Recommended for political and presidential junkies, and The West Wing, with an interest in what the view from behind-the-scenes is like.

Monday, 14 June 2010

“Backstabbing for Beginners”, by Michael Soussan (Nation Books)

Soussan-BackstabbingForBeginners An entertaining indictment of the UN, and its worst scandal

The year is 1997. Michael Soussan, an idealistic young graduate, has recently accepted his dream job at the United Nations’ Oil-for-Food Program, helping Iraqi civilians survive the impact of economic sanctions. Under conflicting guidance, he would help to oversee the use of 6.4 billion petrodollars against a backdrop of simmering international tension that constantly threatens to erupt into an all-out war.
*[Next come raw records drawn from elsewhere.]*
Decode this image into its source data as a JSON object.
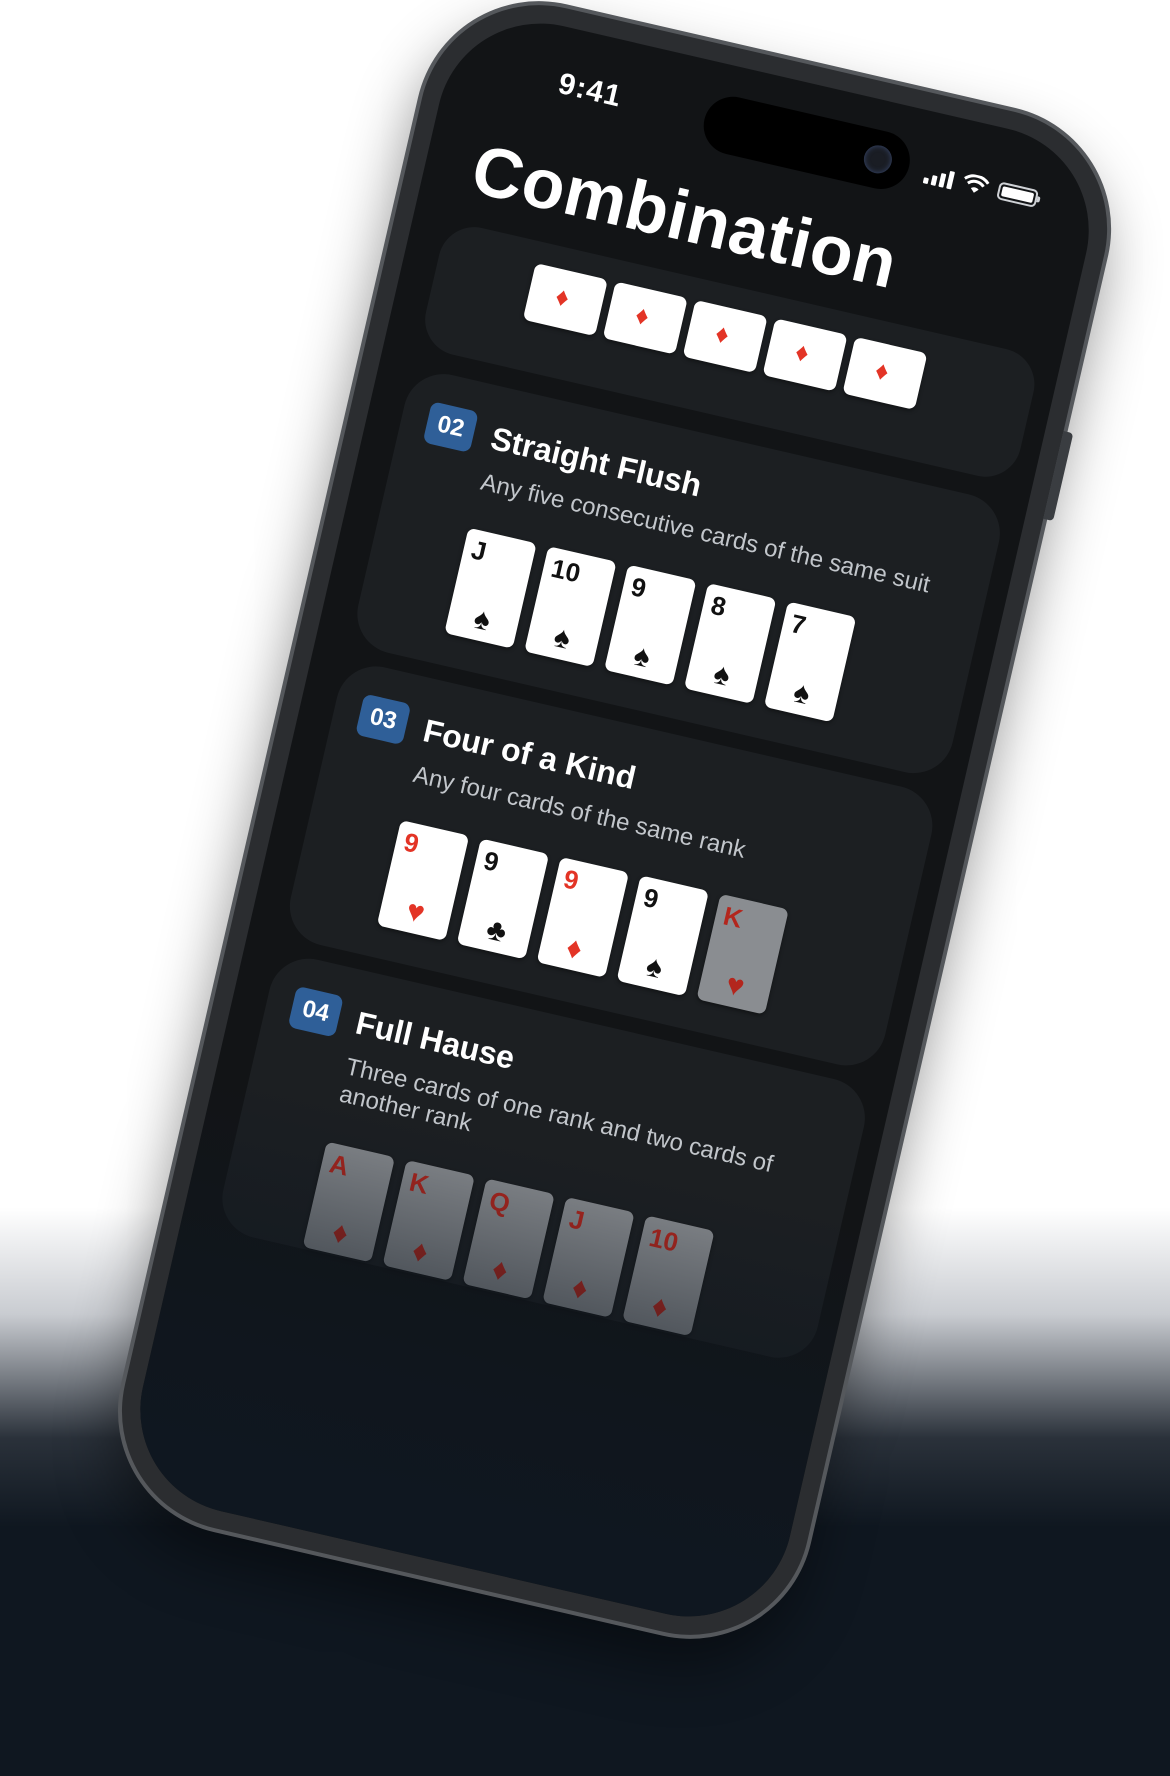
{
  "status_bar": {
    "time": "9:41"
  },
  "screen_title": "Combination",
  "royal_flush_preview": {
    "suit_symbol": "♦",
    "count": 5
  },
  "combinations": [
    {
      "number": "02",
      "name": "Straight Flush",
      "description": "Any five consecutive cards of the same suit",
      "cards": [
        {
          "rank": "J",
          "suit": "♠",
          "color": "black"
        },
        {
          "rank": "10",
          "suit": "♠",
          "color": "black"
        },
        {
          "rank": "9",
          "suit": "♠",
          "color": "black"
        },
        {
          "rank": "8",
          "suit": "♠",
          "color": "black"
        },
        {
          "rank": "7",
          "suit": "♠",
          "color": "black"
        }
      ]
    },
    {
      "number": "03",
      "name": "Four of a Kind",
      "description": "Any four cards of the same rank",
      "cards": [
        {
          "rank": "9",
          "suit": "♥",
          "color": "red"
        },
        {
          "rank": "9",
          "suit": "♣",
          "color": "black"
        },
        {
          "rank": "9",
          "suit": "♦",
          "color": "red"
        },
        {
          "rank": "9",
          "suit": "♠",
          "color": "black"
        },
        {
          "rank": "K",
          "suit": "♥",
          "color": "red",
          "dimmed": true
        }
      ]
    },
    {
      "number": "04",
      "name": "Full Hause",
      "description": "Three cards of one rank and two cards of another rank",
      "cards": [
        {
          "rank": "A",
          "suit": "♦",
          "color": "red",
          "dimmed": true
        },
        {
          "rank": "K",
          "suit": "♦",
          "color": "red",
          "dimmed": true
        },
        {
          "rank": "Q",
          "suit": "♦",
          "color": "red",
          "dimmed": true
        },
        {
          "rank": "J",
          "suit": "♦",
          "color": "red",
          "dimmed": true
        },
        {
          "rank": "10",
          "suit": "♦",
          "color": "red",
          "dimmed": true
        }
      ]
    }
  ],
  "colors": {
    "badge": "#2f5f98",
    "card_red": "#e33426",
    "screen_bg": "#121416",
    "panel_bg": "#1c1f22"
  }
}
An absolute beginner in the world of international diplomacy, Soussan finds himself embroiled in a world of spies, corrupt oil tycoons, and dysfunctional diplomats. Backstabbing for Beginners is at once an unsettling tale of one man’s political coming of age, and a stinging indictment of the hypocrisy that prevailed at the heart of the United Nations.
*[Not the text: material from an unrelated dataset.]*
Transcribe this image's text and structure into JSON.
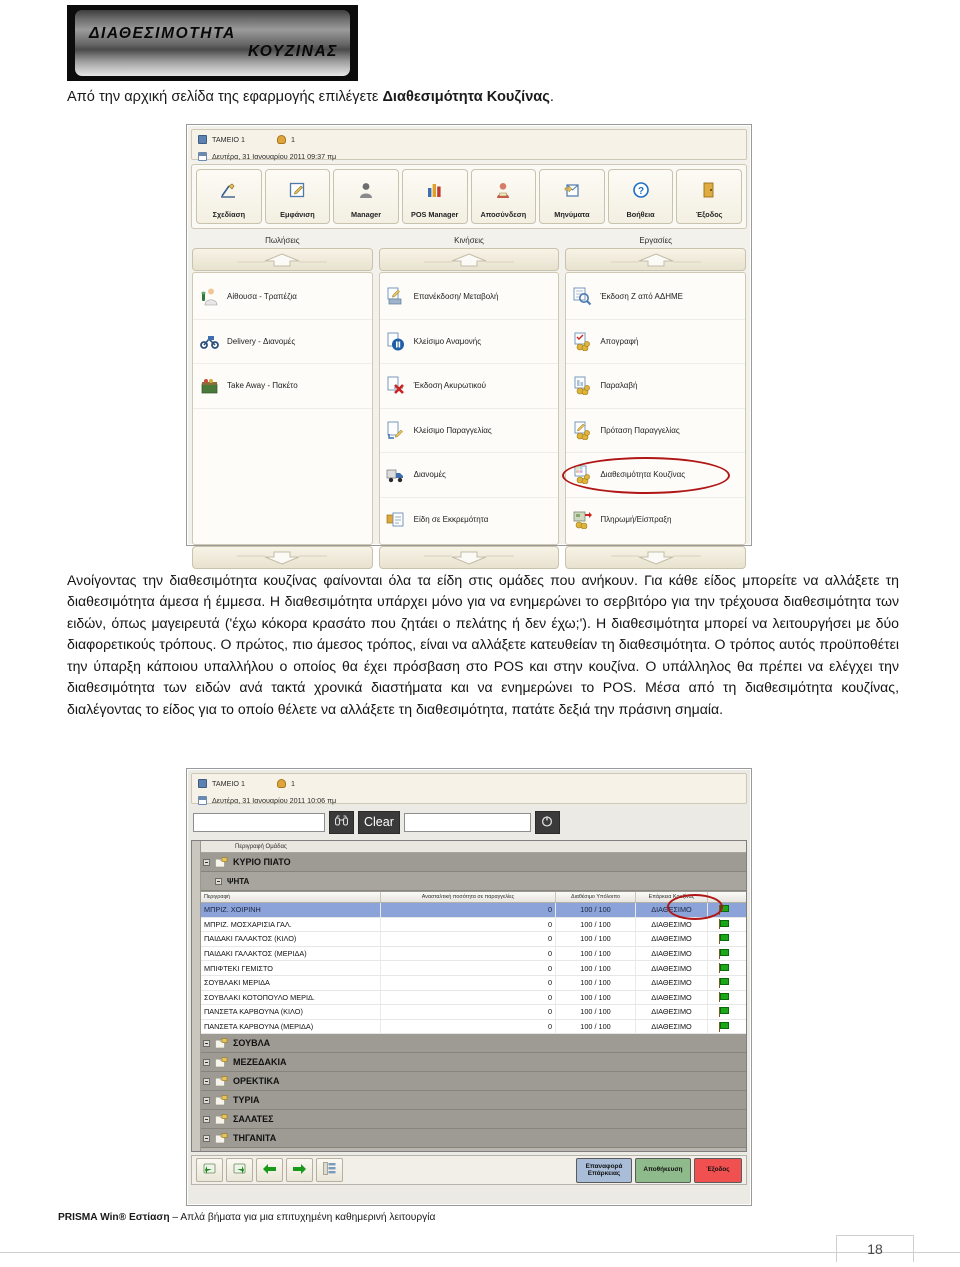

The first two chapters of the book deal with Soussan’s pre-UN career, working for Preston Gates – the lobbying firm that worked closely with Jack Abramoff, the super-lobbyist whose activities took down Speaker of the House Tom DeLay and almost President Bush. It’s clear that Soussan was sick of his work, horrified by what he had to do (such as the Saipan Congressional ‘Fact-Finding Mission’ he details), yet ultimately stuck if he wanted to make a decent salary. His desire to work for a good cause, luckily, was answered when a friend referred him for a job on the newly-established Oil-for-Food program at the UN. While he was originally delighted by the generous employment terms, his experiences as a lobbyist gave him pause:

“I would be a civil servant now. And I had just seen how easily such people could be bought..., manipulated and finessed into inaction even when serious moral issues were at stake. The line between serving the public interest and serving one’s personal interest was an easy one to cross. I would be on the other side of the fence now.”

Soussan has a realistic impression of those he worked with, and is not blinded by the high-minded intentions and mission statement of the organisation. Like all bureaucracies, it is riddled with inconsistencies, sanctimony, and contradictions:

“While diplomats jousted for the moral high ground in New York, lecturing one another on international law, those same laws were being violated methodically behind the scenes through an ever-increasing flow of crooked deals that cheated Iraq’s civilians out of an enormous share of their country’s wealth.”

The author writes about how he “saw the institution that was supposed to stand for international order break its own laws for seven years.” The UN Security Council, he explains, “operated much like a drug cartel”, and both the Clinton and Bush administrations had been “intimately aware” of the “massive fraud” taking place. The story of the Oil-for-Food scandal is a “tragic” one, which “highlighted some of the core flaws of our international system and the frightening, corrupting power of the black elixir that fuels the world economy.” In this book, Soussan offers the best treatment of this policy and time, in an engaging and entertaining format.

Soussan writes with a cynical wit that elevates Backstabbing for Beginners above the run-of-the-mill exposés and scandal books most commonly available. The author presents the reader with a behind-the-scenes account of one of the greatest scandals to rock the UN, one that shattered an already-shaky trust in the organisation’s ability to provide the support and policies it’s supposed to. He evocatively describes his various experiences in Iraq, in New York; the characters he meets (some earnest, some blatantly corrupt and opportunistic); and the contradictions and ease with which the system was abused and distorted to serve the interests of the few. All this makes Backstabbing for Beginners something of an ‘entertaining indictment’ of the United Nations.

“If all of us insisted that we really cared about the people of Iraq as much as we professed, then this story could only be described as a conspiracy of saints.”

A recommended read for all students of international relations and politics. This will particularly appeal to UN-sceptics.